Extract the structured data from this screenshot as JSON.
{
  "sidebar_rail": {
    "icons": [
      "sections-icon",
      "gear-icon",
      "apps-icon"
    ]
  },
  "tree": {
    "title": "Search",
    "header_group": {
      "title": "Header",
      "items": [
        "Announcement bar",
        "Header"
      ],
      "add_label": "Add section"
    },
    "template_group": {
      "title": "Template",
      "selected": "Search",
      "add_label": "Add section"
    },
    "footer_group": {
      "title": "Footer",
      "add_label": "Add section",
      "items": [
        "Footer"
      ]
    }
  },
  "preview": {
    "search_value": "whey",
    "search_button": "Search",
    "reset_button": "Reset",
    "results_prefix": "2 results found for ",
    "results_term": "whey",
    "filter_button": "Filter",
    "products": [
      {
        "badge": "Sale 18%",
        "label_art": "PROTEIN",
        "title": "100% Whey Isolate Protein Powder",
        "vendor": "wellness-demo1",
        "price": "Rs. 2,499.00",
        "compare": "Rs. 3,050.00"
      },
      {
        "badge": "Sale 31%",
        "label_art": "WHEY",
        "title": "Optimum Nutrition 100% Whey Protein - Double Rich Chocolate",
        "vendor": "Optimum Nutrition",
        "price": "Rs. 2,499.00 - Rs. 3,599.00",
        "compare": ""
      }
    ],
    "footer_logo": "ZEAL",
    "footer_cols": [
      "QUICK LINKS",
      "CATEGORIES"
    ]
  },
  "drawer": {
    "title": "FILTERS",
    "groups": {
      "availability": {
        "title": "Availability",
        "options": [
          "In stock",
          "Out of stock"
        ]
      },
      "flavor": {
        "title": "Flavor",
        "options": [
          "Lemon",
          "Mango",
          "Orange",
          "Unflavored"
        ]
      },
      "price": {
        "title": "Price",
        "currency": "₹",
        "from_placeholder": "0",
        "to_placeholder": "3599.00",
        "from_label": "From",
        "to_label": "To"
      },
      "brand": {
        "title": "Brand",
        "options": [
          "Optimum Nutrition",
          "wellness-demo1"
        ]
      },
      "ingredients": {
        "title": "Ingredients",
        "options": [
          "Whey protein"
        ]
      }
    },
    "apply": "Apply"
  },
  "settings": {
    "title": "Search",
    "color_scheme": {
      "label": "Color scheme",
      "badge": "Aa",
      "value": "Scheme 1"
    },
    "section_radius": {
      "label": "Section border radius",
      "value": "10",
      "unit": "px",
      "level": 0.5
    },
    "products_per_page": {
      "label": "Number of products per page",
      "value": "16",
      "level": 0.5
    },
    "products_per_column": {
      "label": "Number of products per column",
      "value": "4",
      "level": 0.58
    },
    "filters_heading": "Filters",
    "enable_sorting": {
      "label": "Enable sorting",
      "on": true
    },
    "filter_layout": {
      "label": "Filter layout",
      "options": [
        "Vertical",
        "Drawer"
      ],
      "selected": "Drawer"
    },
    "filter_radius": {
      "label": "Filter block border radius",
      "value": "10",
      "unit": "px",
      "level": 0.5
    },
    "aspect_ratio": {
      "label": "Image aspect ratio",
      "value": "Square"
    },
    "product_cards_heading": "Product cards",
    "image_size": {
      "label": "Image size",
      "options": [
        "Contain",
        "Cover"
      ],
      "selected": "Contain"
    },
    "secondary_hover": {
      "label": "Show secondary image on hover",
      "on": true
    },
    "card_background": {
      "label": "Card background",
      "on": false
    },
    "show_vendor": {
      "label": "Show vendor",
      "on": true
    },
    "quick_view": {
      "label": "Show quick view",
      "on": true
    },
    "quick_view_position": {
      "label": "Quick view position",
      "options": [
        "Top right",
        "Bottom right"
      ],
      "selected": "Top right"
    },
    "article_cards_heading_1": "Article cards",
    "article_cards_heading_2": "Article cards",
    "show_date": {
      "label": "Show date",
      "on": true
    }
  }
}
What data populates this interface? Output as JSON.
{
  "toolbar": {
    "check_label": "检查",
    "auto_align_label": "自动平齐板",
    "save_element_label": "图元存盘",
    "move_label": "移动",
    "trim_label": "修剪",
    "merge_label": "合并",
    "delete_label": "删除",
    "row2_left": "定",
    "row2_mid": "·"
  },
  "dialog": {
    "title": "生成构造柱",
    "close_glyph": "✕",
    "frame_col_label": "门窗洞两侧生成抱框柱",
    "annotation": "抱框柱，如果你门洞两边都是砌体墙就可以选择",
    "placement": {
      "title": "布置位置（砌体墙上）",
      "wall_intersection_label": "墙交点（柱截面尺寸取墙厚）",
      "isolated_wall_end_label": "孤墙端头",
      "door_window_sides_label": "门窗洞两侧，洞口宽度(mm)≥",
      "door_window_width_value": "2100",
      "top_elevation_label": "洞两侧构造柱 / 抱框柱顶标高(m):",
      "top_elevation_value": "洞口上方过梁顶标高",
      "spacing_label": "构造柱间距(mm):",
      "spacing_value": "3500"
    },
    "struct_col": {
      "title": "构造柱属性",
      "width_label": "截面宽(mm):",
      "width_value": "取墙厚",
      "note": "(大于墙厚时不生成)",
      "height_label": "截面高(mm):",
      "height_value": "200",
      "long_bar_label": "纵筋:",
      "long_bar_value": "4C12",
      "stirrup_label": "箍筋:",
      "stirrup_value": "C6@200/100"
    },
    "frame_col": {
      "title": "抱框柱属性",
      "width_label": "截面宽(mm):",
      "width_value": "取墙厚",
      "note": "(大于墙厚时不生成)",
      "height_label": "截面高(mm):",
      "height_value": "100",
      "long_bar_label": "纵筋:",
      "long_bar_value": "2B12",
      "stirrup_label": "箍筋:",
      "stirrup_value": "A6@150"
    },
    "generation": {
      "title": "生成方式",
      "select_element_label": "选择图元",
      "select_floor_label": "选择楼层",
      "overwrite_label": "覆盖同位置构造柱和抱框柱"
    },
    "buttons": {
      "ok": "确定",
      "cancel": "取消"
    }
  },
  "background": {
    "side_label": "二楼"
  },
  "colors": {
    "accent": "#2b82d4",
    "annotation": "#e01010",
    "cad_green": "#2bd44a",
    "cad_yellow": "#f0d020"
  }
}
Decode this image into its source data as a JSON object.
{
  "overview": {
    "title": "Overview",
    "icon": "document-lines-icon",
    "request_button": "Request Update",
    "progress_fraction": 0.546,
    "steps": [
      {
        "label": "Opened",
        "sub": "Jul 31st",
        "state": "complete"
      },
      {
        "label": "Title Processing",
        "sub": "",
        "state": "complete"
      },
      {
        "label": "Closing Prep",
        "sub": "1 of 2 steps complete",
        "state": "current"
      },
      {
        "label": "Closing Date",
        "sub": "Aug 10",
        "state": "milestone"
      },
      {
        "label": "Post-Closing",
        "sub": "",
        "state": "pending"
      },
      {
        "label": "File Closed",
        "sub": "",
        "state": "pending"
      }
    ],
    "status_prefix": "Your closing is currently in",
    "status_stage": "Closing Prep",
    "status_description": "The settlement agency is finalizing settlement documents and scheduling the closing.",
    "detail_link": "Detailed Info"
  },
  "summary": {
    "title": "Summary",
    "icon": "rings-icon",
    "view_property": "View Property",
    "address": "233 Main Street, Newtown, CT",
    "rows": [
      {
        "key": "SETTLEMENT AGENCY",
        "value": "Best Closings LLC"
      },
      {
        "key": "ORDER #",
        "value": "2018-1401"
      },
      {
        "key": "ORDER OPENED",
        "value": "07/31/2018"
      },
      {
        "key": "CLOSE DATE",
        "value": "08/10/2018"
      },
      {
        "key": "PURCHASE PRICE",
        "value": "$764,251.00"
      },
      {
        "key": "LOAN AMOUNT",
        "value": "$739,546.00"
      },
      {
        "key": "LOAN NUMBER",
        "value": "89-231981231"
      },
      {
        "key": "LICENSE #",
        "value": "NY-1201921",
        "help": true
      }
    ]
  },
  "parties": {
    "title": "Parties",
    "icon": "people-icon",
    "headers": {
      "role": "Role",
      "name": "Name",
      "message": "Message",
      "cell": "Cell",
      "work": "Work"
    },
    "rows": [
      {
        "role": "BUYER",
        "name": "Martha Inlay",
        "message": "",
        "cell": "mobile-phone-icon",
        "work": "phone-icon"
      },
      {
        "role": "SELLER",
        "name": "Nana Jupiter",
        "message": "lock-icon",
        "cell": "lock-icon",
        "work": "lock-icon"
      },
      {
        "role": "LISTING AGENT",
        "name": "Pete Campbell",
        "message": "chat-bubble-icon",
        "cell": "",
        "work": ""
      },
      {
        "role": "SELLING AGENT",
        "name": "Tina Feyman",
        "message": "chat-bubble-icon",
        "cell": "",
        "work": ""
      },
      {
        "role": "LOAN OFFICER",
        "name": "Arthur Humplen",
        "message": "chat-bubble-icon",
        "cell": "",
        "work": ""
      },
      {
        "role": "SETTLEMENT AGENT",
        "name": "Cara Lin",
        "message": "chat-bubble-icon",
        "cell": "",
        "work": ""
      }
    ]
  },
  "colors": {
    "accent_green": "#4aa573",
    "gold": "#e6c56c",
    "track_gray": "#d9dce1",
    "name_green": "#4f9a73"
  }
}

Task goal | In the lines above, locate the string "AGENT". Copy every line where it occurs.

Solved problem |
        "role": "LISTING AGENT",
        "role": "SELLING AGENT",
        "role": "SETTLEMENT AGENT",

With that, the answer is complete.